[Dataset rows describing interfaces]
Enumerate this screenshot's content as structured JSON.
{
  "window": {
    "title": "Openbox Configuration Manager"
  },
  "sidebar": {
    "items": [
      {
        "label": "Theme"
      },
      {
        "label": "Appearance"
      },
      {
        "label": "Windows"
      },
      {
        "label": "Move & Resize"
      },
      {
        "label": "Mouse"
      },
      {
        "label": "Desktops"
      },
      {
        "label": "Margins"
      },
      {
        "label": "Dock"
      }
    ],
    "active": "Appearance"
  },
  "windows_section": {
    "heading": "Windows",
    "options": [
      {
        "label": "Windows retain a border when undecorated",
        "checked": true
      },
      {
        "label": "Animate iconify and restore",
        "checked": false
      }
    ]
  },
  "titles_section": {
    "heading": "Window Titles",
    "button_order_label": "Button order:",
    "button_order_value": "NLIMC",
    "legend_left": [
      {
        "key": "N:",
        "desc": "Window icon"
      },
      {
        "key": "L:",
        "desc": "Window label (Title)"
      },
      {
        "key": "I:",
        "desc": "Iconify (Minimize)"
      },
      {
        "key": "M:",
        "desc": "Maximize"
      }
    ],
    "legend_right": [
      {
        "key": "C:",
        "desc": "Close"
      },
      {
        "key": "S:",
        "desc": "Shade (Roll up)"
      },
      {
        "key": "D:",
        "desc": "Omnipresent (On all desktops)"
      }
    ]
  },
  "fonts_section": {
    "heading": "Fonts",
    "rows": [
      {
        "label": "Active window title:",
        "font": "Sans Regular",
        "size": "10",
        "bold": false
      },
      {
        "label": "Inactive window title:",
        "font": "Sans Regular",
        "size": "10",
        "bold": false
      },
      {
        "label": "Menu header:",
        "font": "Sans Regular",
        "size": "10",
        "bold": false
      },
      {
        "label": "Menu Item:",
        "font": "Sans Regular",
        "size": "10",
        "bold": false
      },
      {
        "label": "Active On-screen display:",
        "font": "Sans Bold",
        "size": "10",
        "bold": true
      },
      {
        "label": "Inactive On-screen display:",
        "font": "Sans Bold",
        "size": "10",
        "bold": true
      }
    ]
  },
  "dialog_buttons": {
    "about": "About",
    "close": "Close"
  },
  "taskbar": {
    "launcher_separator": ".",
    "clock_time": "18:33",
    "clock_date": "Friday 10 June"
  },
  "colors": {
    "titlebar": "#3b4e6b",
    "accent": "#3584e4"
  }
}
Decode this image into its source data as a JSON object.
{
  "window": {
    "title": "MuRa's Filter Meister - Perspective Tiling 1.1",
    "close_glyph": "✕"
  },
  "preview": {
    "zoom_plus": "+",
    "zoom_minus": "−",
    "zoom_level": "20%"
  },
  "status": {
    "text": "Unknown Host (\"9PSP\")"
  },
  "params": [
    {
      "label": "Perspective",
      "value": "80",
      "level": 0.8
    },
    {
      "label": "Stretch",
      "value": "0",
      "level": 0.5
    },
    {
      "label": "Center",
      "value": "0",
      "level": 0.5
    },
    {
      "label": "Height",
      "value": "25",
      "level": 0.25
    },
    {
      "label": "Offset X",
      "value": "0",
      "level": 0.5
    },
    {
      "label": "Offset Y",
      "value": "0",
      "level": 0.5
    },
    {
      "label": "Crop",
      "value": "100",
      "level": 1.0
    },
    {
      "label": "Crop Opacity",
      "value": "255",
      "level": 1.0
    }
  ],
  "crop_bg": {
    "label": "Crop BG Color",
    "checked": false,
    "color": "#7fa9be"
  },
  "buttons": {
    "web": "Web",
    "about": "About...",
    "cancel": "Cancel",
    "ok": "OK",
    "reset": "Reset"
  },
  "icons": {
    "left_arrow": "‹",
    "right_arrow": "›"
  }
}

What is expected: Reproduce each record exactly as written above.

Output below:
Enumerate this screenshot's content as structured JSON.
{
  "window": {
    "title": "Openbox Configuration Manager"
  },
  "sidebar": {
    "items": [
      {
        "label": "Theme"
      },
      {
        "label": "Appearance"
      },
      {
        "label": "Windows"
      },
      {
        "label": "Move & Resize"
      },
      {
        "label": "Mouse"
      },
      {
        "label": "Desktops"
      },
      {
        "label": "Margins"
      },
      {
        "label": "Dock"
      }
    ],
    "active": "Appearance"
  },
  "windows_section": {
    "heading": "Windows",
    "options": [
      {
        "label": "Windows retain a border when undecorated",
        "checked": true
      },
      {
        "label": "Animate iconify and restore",
        "checked": false
      }
    ]
  },
  "titles_section": {
    "heading": "Window Titles",
    "button_order_label": "Button order:",
    "button_order_value": "NLIMC",
    "legend_left": [
      {
        "key": "N:",
        "desc": "Window icon"
      },
      {
        "key": "L:",
        "desc": "Window label (Title)"
      },
      {
        "key": "I:",
        "desc": "Iconify (Minimize)"
      },
      {
        "key": "M:",
        "desc": "Maximize"
      }
    ],
    "legend_right": [
      {
        "key": "C:",
        "desc": "Close"
      },
      {
        "key": "S:",
        "desc": "Shade (Roll up)"
      },
      {
        "key": "D:",
        "desc": "Omnipresent (On all desktops)"
      }
    ]
  },
  "fonts_section": {
    "heading": "Fonts",
    "rows": [
      {
        "label": "Active window title:",
        "font": "Sans Regular",
        "size": "10",
        "bold": false
      },
      {
        "label": "Inactive window title:",
        "font": "Sans Regular",
        "size": "10",
        "bold": false
      },
      {
        "label": "Menu header:",
        "font": "Sans Regular",
        "size": "10",
        "bold": false
      },
      {
        "label": "Menu Item:",
        "font": "Sans Regular",
        "size": "10",
        "bold": false
      },
      {
        "label": "Active On-screen display:",
        "font": "Sans Bold",
        "size": "10",
        "bold": true
      },
      {
        "label": "Inactive On-screen display:",
        "font": "Sans Bold",
        "size": "10",
        "bold": true
      }
    ]
  },
  "dialog_buttons": {
    "about": "About",
    "close": "Close"
  },
  "taskbar": {
    "launcher_separator": ".",
    "clock_time": "18:33",
    "clock_date": "Friday 10 June"
  },
  "colors": {
    "titlebar": "#3b4e6b",
    "accent": "#3584e4"
  }
}
Decode this image into its source data as a JSON object.
{
  "window": {
    "title": "MuRa's Filter Meister - Perspective Tiling 1.1",
    "close_glyph": "✕"
  },
  "preview": {
    "zoom_plus": "+",
    "zoom_minus": "−",
    "zoom_level": "20%"
  },
  "status": {
    "text": "Unknown Host (\"9PSP\")"
  },
  "params": [
    {
      "label": "Perspective",
      "value": "80",
      "level": 0.8
    },
    {
      "label": "Stretch",
      "value": "0",
      "level": 0.5
    },
    {
      "label": "Center",
      "value": "0",
      "level": 0.5
    },
    {
      "label": "Height",
      "value": "25",
      "level": 0.25
    },
    {
      "label": "Offset X",
      "value": "0",
      "level": 0.5
    },
    {
      "label": "Offset Y",
      "value": "0",
      "level": 0.5
    },
    {
      "label": "Crop",
      "value": "100",
      "level": 1.0
    },
    {
      "label": "Crop Opacity",
      "value": "255",
      "level": 1.0
    }
  ],
  "crop_bg": {
    "label": "Crop BG Color",
    "checked": false,
    "color": "#7fa9be"
  },
  "buttons": {
    "web": "Web",
    "about": "About...",
    "cancel": "Cancel",
    "ok": "OK",
    "reset": "Reset"
  },
  "icons": {
    "left_arrow": "‹",
    "right_arrow": "›"
  }
}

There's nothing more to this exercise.